§ Prompt: Return the records below exactly; pictures stay out.
####################
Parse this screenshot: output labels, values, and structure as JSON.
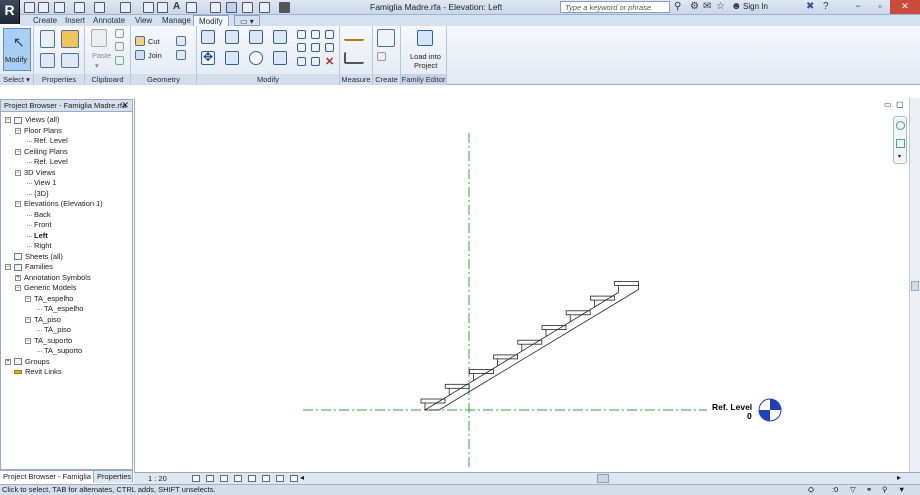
{
  "window": {
    "title": "Famiglia Madre.rfa - Elevation: Left",
    "search_placeholder": "Type a keyword or phrase",
    "sign_in": "Sign In"
  },
  "tabs": [
    "Create",
    "Insert",
    "Annotate",
    "View",
    "Manage",
    "Modify"
  ],
  "active_tab": "Modify",
  "ribbon": {
    "select_label": "Modify",
    "paste_label": "Paste",
    "cut_label": "Cut",
    "join_label": "Join",
    "load_label_1": "Load into",
    "load_label_2": "Project",
    "panels": {
      "select": "Select",
      "properties": "Properties",
      "clipboard": "Clipboard",
      "geometry": "Geometry",
      "modify": "Modify",
      "measure": "Measure",
      "create": "Create",
      "family_editor": "Family Editor"
    }
  },
  "project_browser": {
    "title": "Project Browser - Famiglia Madre.rfa",
    "close": "✕",
    "tree": [
      {
        "label": "Views (all)",
        "level": 0,
        "expand": "-",
        "icon": true
      },
      {
        "label": "Floor Plans",
        "level": 1,
        "expand": "-"
      },
      {
        "label": "Ref. Level",
        "level": 2
      },
      {
        "label": "Ceiling Plans",
        "level": 1,
        "expand": "-"
      },
      {
        "label": "Ref. Level",
        "level": 2
      },
      {
        "label": "3D Views",
        "level": 1,
        "expand": "-"
      },
      {
        "label": "View 1",
        "level": 2
      },
      {
        "label": "{3D}",
        "level": 2
      },
      {
        "label": "Elevations (Elevation 1)",
        "level": 1,
        "expand": "-"
      },
      {
        "label": "Back",
        "level": 2
      },
      {
        "label": "Front",
        "level": 2
      },
      {
        "label": "Left",
        "level": 2,
        "bold": true
      },
      {
        "label": "Right",
        "level": 2
      },
      {
        "label": "Sheets (all)",
        "level": 0,
        "icon": true
      },
      {
        "label": "Families",
        "level": 0,
        "expand": "-",
        "icon": true
      },
      {
        "label": "Annotation Symbols",
        "level": 1,
        "expand": "+"
      },
      {
        "label": "Generic Models",
        "level": 1,
        "expand": "-"
      },
      {
        "label": "TA_espelho",
        "level": 2,
        "expand": "-"
      },
      {
        "label": "TA_espelho",
        "level": 3
      },
      {
        "label": "TA_piso",
        "level": 2,
        "expand": "-"
      },
      {
        "label": "TA_piso",
        "level": 3
      },
      {
        "label": "TA_suporto",
        "level": 2,
        "expand": "-"
      },
      {
        "label": "TA_suporto",
        "level": 3
      },
      {
        "label": "Groups",
        "level": 0,
        "expand": "+",
        "icon": true
      },
      {
        "label": "Revit Links",
        "level": 0,
        "icon": true
      }
    ],
    "tab_browser": "Project Browser - Famiglia M...",
    "tab_properties": "Properties"
  },
  "view": {
    "level_name": "Ref. Level",
    "level_value": "0",
    "scale": "1 : 20"
  },
  "status": {
    "message": "Click to select, TAB for alternates, CTRL adds, SHIFT unselects.",
    "right_value": ":0"
  },
  "colors": {
    "ref_plane": "#2fa83a",
    "level_marker": "#1f3fbf",
    "ribbon_select": "#a9cdf5"
  }
}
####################
§ Response to this task:
Parse this screenshot: output labels, values, and structure as JSON.
{
  "window": {
    "title": "Famiglia Madre.rfa - Elevation: Left",
    "search_placeholder": "Type a keyword or phrase",
    "sign_in": "Sign In"
  },
  "tabs": [
    "Create",
    "Insert",
    "Annotate",
    "View",
    "Manage",
    "Modify"
  ],
  "active_tab": "Modify",
  "ribbon": {
    "select_label": "Modify",
    "paste_label": "Paste",
    "cut_label": "Cut",
    "join_label": "Join",
    "load_label_1": "Load into",
    "load_label_2": "Project",
    "panels": {
      "select": "Select",
      "properties": "Properties",
      "clipboard": "Clipboard",
      "geometry": "Geometry",
      "modify": "Modify",
      "measure": "Measure",
      "create": "Create",
      "family_editor": "Family Editor"
    }
  },
  "project_browser": {
    "title": "Project Browser - Famiglia Madre.rfa",
    "close": "✕",
    "tree": [
      {
        "label": "Views (all)",
        "level": 0,
        "expand": "-",
        "icon": true
      },
      {
        "label": "Floor Plans",
        "level": 1,
        "expand": "-"
      },
      {
        "label": "Ref. Level",
        "level": 2
      },
      {
        "label": "Ceiling Plans",
        "level": 1,
        "expand": "-"
      },
      {
        "label": "Ref. Level",
        "level": 2
      },
      {
        "label": "3D Views",
        "level": 1,
        "expand": "-"
      },
      {
        "label": "View 1",
        "level": 2
      },
      {
        "label": "{3D}",
        "level": 2
      },
      {
        "label": "Elevations (Elevation 1)",
        "level": 1,
        "expand": "-"
      },
      {
        "label": "Back",
        "level": 2
      },
      {
        "label": "Front",
        "level": 2
      },
      {
        "label": "Left",
        "level": 2,
        "bold": true
      },
      {
        "label": "Right",
        "level": 2
      },
      {
        "label": "Sheets (all)",
        "level": 0,
        "icon": true
      },
      {
        "label": "Families",
        "level": 0,
        "expand": "-",
        "icon": true
      },
      {
        "label": "Annotation Symbols",
        "level": 1,
        "expand": "+"
      },
      {
        "label": "Generic Models",
        "level": 1,
        "expand": "-"
      },
      {
        "label": "TA_espelho",
        "level": 2,
        "expand": "-"
      },
      {
        "label": "TA_espelho",
        "level": 3
      },
      {
        "label": "TA_piso",
        "level": 2,
        "expand": "-"
      },
      {
        "label": "TA_piso",
        "level": 3
      },
      {
        "label": "TA_suporto",
        "level": 2,
        "expand": "-"
      },
      {
        "label": "TA_suporto",
        "level": 3
      },
      {
        "label": "Groups",
        "level": 0,
        "expand": "+",
        "icon": true
      },
      {
        "label": "Revit Links",
        "level": 0,
        "icon": true
      }
    ],
    "tab_browser": "Project Browser - Famiglia M...",
    "tab_properties": "Properties"
  },
  "view": {
    "level_name": "Ref. Level",
    "level_value": "0",
    "scale": "1 : 20"
  },
  "status": {
    "message": "Click to select, TAB for alternates, CTRL adds, SHIFT unselects.",
    "right_value": ":0"
  },
  "colors": {
    "ref_plane": "#2fa83a",
    "level_marker": "#1f3fbf",
    "ribbon_select": "#a9cdf5"
  }
}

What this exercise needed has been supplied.